On the video it sounded to me like a dry joint. So in the master section near the connector. Visually inspect the board very carefully. Look for dry or bad solder joints.

squarewave

Re: Glensound Mixer intermittent noise.
« Reply #6 on: October 09, 2019, 05:45:35 PM »
Squarewave - I tried to get a reading between the earthpin on the power connector and the chassis, hope I'm not being dense but did this while the console was off! Couldn't get into the connection with the plug in as its all insulated up at the innards. Have a hunch you  meant to test while powered up? Anyway.. got a reading of 2ohms from certain points of the chassis, nothing from others.
Resistance measurements must be done with the power off. Otherwise, even small currents can throw off the meter.

In theory, if all of the connections in and out are balanced, connecting the chassis to earth should not impact performance. It is primarily for safety. Perhaps there is something special going on because it can also run on battery. If you don't plan on using battery, you might try to properly earth ground it. If resistance between earth pin and chassis is 2 ohms (not clear that's what you did from your description), that is too much. It should be near zero. Note however that it can be difficult to get your probe tips to get through plating and anodization. So you might start by just testing chassis to chassis until you get a proper zero reading. Also sanity check what "zero" is by connecting probes together. Then, after you've found a good spot on the chassis, check the earth pin again. If it's not zero, you should divide and conquer that and figure out why.

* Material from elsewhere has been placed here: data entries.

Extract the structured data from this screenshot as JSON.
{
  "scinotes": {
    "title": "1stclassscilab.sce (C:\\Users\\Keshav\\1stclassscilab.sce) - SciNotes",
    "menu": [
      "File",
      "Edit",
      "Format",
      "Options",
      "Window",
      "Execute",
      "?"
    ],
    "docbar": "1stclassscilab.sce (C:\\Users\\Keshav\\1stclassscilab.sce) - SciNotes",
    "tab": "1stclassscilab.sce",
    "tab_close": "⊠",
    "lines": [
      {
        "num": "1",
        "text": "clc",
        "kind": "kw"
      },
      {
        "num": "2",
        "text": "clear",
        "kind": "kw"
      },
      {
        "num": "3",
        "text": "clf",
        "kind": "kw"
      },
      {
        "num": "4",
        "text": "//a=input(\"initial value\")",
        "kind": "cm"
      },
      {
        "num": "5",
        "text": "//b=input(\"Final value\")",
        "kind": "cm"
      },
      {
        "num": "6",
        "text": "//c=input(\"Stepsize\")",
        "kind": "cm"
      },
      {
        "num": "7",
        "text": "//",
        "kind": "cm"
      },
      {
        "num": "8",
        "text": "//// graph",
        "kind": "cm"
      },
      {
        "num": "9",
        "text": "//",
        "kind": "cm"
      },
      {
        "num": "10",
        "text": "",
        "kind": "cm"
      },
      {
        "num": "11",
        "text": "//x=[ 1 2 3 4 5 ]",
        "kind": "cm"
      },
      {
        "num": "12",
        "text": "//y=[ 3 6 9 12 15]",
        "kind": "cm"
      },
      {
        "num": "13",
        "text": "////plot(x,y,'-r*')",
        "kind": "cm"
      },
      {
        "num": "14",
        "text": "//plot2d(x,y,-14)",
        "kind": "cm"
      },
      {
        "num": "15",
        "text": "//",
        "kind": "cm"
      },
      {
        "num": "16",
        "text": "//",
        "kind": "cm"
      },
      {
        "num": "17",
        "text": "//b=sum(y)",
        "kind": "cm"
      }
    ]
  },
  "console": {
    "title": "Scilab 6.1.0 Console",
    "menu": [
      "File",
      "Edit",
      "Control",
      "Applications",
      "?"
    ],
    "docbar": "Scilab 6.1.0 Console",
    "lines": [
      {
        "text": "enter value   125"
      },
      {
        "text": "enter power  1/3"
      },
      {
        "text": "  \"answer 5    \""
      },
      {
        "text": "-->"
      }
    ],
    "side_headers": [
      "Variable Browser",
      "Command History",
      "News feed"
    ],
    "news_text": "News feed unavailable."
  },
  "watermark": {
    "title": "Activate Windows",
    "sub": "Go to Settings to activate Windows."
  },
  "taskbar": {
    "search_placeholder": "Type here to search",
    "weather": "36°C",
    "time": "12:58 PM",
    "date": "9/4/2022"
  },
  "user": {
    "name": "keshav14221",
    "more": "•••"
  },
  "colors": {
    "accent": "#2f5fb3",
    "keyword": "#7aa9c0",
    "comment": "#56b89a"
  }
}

Also, tapping on it with something plastic/wooden still caused the noise, and the problem seems to be before the master fader as is silent when pulled down.
First, my last comment was wr-wr-wrong when I said it would not be upstream if the master down cut out the noise. If the noise goes away when the master is all the way down, then the issue is in the master or upstream. So still divide and conquer but upstream.

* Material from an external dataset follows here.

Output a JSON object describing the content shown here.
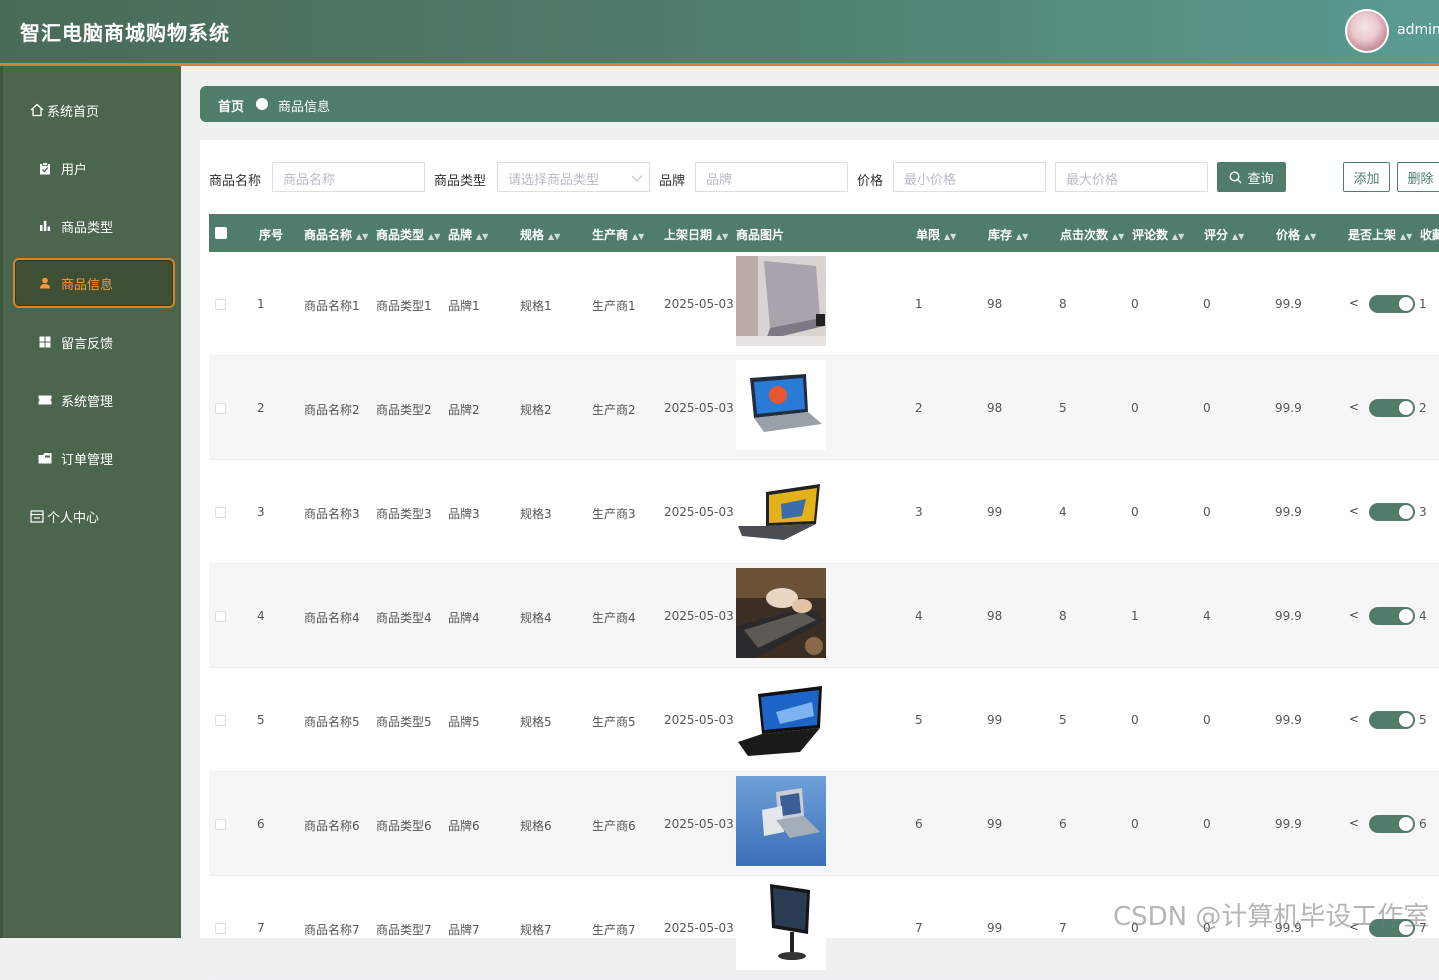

A final question, the manual states the mixer doesn't have to be earthed as well insulated, is it worth running the external earth on the rear of the mixer to anything to test?
Again, I actually don't think that's the main problem. It might be an issue. It sort of sounds like maybe something is actually causing the chassis to develop a voltage that gets discharged when you touch it. But that would be a separate issue.

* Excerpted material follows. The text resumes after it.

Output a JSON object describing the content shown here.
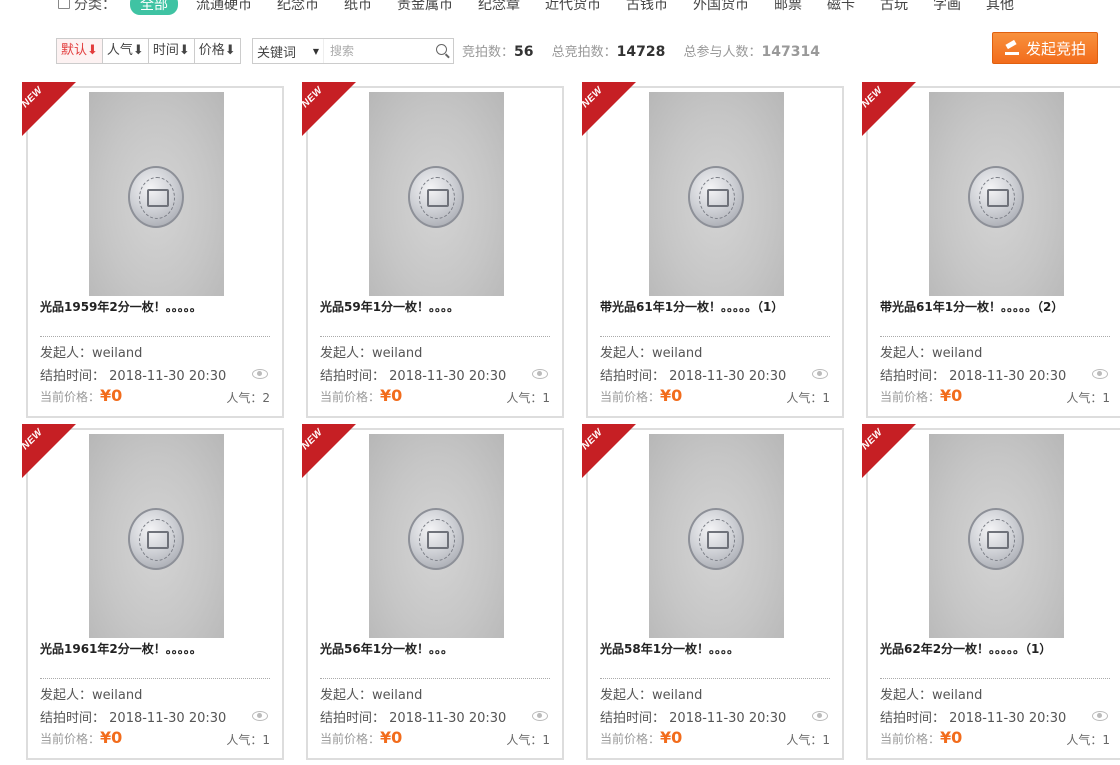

I would say just keep doing what your doing. Try to pull out as much as you can (can channels be removed?) to reduce the possiblities and then just keep trying to narrow it down. It sounds like it's in the buss or master or connectors like you said. If you narrow it down that far, you could just try to connect the meter hands-free as described before and see if the resistance jumps when you tap or press on the backplane. If yes, then it's a simple matter of narrowing the test points incrementally until you find the bad connector or whatever it is.

Definitely could be a bad solder joint like radardoug says. Solder joints can crack and loose contact. They look fine from a distance but there's actually a crack and the two parts are just touching. After a short time (sometimes within minutes) oxides build up and it starts to loose connection. But it is also very possible it could be a bad connector or a burned up resistor of half-a-dozen other things.

Just keep going. Great learning experience. And it's a v. cool peice of gear. I don't own a mixer but I would like that one because it's got bantam jacks on the back and I'm a patchbay / bantam jack fan.


 

Related Topics

  Subject / Started by Replies Last post
7 Replies
2167 Views
Last post December 17, 2004, 12:54:33 PM
by Gus
9 Replies
2360 Views
Last post May 16, 2006, 05:13:04 AM
by Boswell
6 Replies
1268 Views
Last post June 24, 2011, 11:25:53 AM
by pirate
9 Replies
1631 Views
Last post June 12, 2012, 03:40:53 AM
by TapeOpAl